Data under study Block Start
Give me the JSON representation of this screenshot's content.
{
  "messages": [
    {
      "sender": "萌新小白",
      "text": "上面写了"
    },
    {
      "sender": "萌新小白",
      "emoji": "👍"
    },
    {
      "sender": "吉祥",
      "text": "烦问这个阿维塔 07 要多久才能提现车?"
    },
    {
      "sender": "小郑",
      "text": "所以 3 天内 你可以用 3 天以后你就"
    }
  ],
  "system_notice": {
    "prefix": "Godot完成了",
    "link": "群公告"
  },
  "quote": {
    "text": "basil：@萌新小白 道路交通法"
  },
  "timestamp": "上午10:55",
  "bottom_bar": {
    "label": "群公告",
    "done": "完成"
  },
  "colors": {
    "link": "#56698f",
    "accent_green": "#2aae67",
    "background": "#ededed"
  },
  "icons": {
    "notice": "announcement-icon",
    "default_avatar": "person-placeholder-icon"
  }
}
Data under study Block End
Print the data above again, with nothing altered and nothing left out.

(Solution to this exercise):
Give me the JSON representation of this screenshot's content.
{
  "messages": [
    {
      "sender": "萌新小白",
      "text": "上面写了"
    },
    {
      "sender": "萌新小白",
      "emoji": "👍"
    },
    {
      "sender": "吉祥",
      "text": "烦问这个阿维塔 07 要多久才能提现车?"
    },
    {
      "sender": "小郑",
      "text": "所以 3 天内 你可以用 3 天以后你就"
    }
  ],
  "system_notice": {
    "prefix": "Godot完成了",
    "link": "群公告"
  },
  "quote": {
    "text": "basil：@萌新小白 道路交通法"
  },
  "timestamp": "上午10:55",
  "bottom_bar": {
    "label": "群公告",
    "done": "完成"
  },
  "colors": {
    "link": "#56698f",
    "accent_green": "#2aae67",
    "background": "#ededed"
  },
  "icons": {
    "notice": "announcement-icon",
    "default_avatar": "person-placeholder-icon"
  }
}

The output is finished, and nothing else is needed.